What is being asked: Count every line in the data below that includes "nominated", and give only the result.

Available data:
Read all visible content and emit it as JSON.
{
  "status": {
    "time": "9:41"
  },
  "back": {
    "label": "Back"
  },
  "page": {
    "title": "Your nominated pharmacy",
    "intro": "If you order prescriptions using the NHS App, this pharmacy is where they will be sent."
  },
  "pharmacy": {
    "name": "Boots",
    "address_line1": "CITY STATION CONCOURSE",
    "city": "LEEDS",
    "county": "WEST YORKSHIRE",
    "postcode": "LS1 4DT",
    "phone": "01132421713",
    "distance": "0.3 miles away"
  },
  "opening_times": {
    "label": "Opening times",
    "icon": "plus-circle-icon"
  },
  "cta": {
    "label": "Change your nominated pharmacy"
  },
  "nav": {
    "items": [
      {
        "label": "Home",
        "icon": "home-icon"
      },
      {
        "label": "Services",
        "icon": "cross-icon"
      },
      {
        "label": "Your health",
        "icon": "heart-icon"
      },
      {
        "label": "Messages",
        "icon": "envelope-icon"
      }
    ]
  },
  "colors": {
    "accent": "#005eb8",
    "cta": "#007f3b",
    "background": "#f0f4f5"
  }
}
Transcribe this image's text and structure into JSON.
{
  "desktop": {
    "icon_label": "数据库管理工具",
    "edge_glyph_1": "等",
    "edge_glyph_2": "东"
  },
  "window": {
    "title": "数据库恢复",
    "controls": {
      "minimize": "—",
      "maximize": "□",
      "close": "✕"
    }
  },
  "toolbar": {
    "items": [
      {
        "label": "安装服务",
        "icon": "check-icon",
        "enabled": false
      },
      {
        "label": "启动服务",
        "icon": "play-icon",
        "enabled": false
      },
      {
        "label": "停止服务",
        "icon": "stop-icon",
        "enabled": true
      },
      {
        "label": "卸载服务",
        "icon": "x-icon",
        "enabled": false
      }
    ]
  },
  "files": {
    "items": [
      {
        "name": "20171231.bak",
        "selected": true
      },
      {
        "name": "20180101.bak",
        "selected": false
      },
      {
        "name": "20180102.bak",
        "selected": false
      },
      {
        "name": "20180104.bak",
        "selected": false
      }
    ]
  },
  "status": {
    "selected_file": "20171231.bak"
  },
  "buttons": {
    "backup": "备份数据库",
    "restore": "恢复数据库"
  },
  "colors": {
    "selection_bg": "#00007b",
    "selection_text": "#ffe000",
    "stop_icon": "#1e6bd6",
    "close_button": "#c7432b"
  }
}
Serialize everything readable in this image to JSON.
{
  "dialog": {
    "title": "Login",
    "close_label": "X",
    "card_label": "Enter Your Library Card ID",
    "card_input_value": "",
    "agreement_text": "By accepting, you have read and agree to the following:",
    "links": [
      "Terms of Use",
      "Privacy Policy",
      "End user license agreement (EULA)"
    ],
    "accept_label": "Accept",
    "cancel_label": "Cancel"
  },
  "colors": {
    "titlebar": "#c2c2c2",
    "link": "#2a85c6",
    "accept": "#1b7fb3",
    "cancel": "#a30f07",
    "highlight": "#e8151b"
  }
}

Response to this exercise: 2